Above all, however, Stokes feels the world of a naturalist is open to all who are curious enough to explore it. "The naturalist is just a lay scientist, and it's a way that anyone can participate in science," he explained. "It's amazing the things that are not known about the natural world. The very simple things. For example, the amount known about the common Fisher cat could be written in two paragraphs. Many mammals are complete mysteries to the scientific community and that's true of all things. It's an open book, available to anyone. What it takes is observation and patience. But you can't be a naturalist and live your life inside."

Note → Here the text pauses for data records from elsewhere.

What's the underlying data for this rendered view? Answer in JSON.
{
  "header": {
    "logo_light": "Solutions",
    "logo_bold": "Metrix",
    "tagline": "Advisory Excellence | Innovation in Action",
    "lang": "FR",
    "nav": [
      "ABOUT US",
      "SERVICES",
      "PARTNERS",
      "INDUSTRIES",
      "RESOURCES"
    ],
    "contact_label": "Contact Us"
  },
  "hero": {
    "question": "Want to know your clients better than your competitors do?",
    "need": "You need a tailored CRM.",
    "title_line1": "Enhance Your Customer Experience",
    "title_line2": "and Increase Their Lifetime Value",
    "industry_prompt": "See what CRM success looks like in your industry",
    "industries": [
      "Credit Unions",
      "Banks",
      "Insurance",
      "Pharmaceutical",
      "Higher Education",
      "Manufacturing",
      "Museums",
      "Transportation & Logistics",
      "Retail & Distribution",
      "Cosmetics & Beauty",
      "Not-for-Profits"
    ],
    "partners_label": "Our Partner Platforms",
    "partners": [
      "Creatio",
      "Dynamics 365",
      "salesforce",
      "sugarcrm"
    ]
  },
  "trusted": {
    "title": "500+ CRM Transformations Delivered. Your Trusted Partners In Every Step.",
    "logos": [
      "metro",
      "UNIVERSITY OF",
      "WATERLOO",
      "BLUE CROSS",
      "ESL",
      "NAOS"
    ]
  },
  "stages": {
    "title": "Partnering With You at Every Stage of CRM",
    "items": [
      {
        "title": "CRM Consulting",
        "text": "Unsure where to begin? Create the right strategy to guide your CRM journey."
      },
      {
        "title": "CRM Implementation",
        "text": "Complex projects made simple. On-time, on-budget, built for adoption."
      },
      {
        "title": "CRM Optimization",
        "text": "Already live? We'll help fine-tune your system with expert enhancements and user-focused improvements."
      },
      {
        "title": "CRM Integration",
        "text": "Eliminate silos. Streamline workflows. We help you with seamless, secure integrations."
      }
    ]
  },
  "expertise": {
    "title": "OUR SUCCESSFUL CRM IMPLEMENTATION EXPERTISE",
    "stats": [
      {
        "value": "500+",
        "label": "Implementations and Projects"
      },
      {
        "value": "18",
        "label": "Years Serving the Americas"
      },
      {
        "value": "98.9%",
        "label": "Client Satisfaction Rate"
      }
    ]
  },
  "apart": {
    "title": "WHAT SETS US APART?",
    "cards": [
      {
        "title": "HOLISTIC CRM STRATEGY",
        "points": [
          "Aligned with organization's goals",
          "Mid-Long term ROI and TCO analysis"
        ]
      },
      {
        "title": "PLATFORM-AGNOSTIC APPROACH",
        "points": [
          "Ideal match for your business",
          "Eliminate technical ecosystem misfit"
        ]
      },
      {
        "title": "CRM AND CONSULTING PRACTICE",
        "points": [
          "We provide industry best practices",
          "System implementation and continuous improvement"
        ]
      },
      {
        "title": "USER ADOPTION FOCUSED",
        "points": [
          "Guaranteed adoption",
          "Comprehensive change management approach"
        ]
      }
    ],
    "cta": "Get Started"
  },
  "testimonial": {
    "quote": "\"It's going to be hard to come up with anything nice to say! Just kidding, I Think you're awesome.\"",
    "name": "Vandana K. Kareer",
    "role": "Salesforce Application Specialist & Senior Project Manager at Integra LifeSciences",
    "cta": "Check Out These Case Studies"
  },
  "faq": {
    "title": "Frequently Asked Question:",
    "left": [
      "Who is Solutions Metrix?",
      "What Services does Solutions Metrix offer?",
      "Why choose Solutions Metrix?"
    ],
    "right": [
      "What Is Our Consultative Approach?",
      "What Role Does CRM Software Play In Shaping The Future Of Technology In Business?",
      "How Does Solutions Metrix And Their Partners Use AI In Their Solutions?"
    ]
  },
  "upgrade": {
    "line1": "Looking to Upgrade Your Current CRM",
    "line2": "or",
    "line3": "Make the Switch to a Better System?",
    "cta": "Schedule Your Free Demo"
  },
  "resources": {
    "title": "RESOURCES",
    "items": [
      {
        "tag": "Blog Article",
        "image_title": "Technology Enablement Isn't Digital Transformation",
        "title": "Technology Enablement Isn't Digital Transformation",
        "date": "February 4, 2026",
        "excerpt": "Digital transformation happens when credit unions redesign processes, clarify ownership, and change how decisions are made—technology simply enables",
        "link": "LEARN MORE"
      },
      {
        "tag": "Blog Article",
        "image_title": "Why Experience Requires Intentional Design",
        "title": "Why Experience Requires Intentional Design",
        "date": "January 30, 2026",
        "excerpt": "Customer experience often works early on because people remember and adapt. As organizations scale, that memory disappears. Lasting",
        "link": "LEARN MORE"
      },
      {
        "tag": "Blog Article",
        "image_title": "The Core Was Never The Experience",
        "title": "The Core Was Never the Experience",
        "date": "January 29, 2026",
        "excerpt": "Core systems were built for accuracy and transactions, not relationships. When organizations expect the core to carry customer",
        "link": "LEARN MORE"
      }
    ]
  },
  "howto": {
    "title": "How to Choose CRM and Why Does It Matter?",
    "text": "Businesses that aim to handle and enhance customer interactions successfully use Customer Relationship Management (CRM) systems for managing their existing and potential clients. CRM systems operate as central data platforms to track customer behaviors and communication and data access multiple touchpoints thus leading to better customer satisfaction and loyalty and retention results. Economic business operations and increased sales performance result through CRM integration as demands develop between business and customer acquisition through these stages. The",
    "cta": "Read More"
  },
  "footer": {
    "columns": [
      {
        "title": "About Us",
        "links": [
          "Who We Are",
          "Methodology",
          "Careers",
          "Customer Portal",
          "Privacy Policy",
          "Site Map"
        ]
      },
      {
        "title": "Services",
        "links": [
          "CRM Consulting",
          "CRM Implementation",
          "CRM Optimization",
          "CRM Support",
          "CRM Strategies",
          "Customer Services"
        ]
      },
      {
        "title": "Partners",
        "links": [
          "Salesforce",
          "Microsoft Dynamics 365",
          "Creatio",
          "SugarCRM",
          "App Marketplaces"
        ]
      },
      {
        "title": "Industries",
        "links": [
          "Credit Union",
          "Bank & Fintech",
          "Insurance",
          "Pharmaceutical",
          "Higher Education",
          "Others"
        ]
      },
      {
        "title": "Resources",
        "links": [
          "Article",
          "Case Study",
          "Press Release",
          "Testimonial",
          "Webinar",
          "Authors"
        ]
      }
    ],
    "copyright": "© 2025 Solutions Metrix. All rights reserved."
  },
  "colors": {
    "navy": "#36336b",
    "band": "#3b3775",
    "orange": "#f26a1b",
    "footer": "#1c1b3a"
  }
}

Comprehending the complexity of the natural world also takes a certain mental preparedness, Donald Stokes asserts. "Einstein once said that chance favors the prepared mind, and I think preparedness is questions," he stated. "Much of the good learning about nature is taking advantage of chance--but you have to be out there with a clear and questioning mind. Many times you come into a situation with preconceptions, and nature surprises you. Being tripped up like that opens your mind, and oftentimes active learning starts at that moment."

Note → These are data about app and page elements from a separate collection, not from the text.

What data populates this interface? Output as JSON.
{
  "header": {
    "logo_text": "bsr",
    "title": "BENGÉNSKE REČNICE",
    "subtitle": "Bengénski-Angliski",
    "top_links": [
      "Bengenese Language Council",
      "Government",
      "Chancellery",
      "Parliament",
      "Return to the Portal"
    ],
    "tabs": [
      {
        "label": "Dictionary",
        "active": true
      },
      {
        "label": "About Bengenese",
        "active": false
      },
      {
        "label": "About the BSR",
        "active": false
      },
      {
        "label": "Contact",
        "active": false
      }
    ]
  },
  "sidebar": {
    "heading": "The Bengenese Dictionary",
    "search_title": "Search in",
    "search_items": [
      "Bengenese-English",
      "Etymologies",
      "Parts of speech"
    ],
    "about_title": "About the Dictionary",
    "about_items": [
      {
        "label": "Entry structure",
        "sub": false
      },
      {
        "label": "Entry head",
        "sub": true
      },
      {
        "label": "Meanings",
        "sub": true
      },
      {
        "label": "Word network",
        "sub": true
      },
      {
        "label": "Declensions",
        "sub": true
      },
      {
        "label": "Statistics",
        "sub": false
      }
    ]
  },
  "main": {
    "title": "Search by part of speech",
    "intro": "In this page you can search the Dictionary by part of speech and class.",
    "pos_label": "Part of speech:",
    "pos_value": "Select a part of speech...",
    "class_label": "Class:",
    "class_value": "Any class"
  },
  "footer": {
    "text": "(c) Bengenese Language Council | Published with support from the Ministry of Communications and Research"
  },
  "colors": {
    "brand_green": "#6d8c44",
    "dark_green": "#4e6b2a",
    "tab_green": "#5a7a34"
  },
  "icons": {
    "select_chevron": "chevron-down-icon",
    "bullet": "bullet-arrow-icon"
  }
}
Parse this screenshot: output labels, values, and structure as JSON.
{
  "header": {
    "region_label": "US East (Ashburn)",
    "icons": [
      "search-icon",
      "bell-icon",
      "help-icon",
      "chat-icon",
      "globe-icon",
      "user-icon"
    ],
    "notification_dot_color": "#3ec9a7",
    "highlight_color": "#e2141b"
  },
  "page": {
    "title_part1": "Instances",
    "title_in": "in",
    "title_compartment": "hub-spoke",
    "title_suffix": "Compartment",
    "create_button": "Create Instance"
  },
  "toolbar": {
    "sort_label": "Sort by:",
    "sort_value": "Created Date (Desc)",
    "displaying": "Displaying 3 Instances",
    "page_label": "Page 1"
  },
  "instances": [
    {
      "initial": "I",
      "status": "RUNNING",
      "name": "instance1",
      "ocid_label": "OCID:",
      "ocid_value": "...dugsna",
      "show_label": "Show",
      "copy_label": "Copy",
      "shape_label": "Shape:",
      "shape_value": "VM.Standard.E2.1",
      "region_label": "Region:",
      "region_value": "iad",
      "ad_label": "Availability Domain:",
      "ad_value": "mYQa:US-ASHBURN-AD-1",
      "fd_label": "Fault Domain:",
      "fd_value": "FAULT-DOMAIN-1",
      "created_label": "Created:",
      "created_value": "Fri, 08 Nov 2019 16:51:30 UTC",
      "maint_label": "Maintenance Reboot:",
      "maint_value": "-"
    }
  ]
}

If Stokes could finger one goal he has for a workshop like "Examining Nature in Winter," it is that his students come away with that certain mental conditioning that will enable them to continue exploring the workings of nature on their own. "I do want them to learn some natural history -- names, tracks and that sort of thing. But generally it's not that important for the workshop, though often the people who come feel much more strongly about it than I do," he said. "I don't teach just facts, though my books are very detailed. But if that's what people want, they can open the book and read them. I try to avoid being a walking encyclopedia," Stokes continued. "I know, and through the week they begin to realize, that their journal and personal experiences are the most important part of the workshop. Their curiosity has been whetted. Curiosity is energy, and energy begets energy, After this week, I'll be gone, as will the other participants. Above all, I want them to realize that you don't need anything but yourself and nature to learn."

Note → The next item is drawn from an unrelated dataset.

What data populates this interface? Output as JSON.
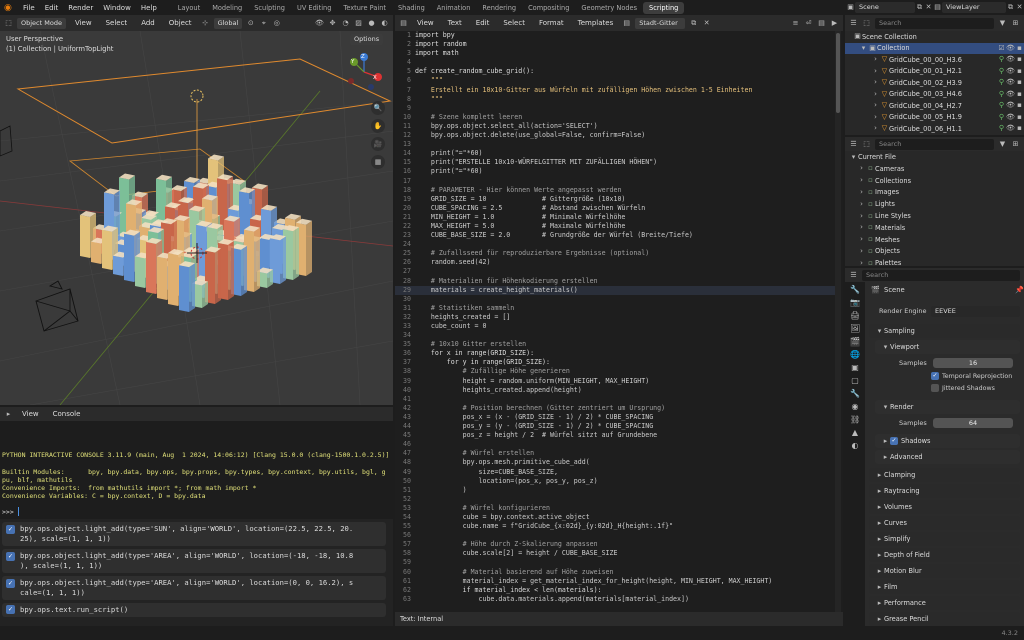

After the conclusion of this week's workshop, Stokes will return to Wellesley to work on his fourth field guide, which, he said, will be his last for a while. "I've learned how to write books like this, I love detail, knowing all these fact, and putting them together into larger patterns," he reflected. "But it's also time to move on in order to keep growing." Stokes indicated that his next effort will be a book of essays exploring the natural world. In the meantime, he'll continue teaching workshops like the current session at Pinkham. "I"m a translator of science and my books are tools for people to use," he said. "But I'm also an educator. If there's one thing I work toward, it's affecting my students' way of seeing. All teaching is aimed at that in a way; changing one's sense of the world. It's the ability to reach and affect others, and it's one of the life's real highs."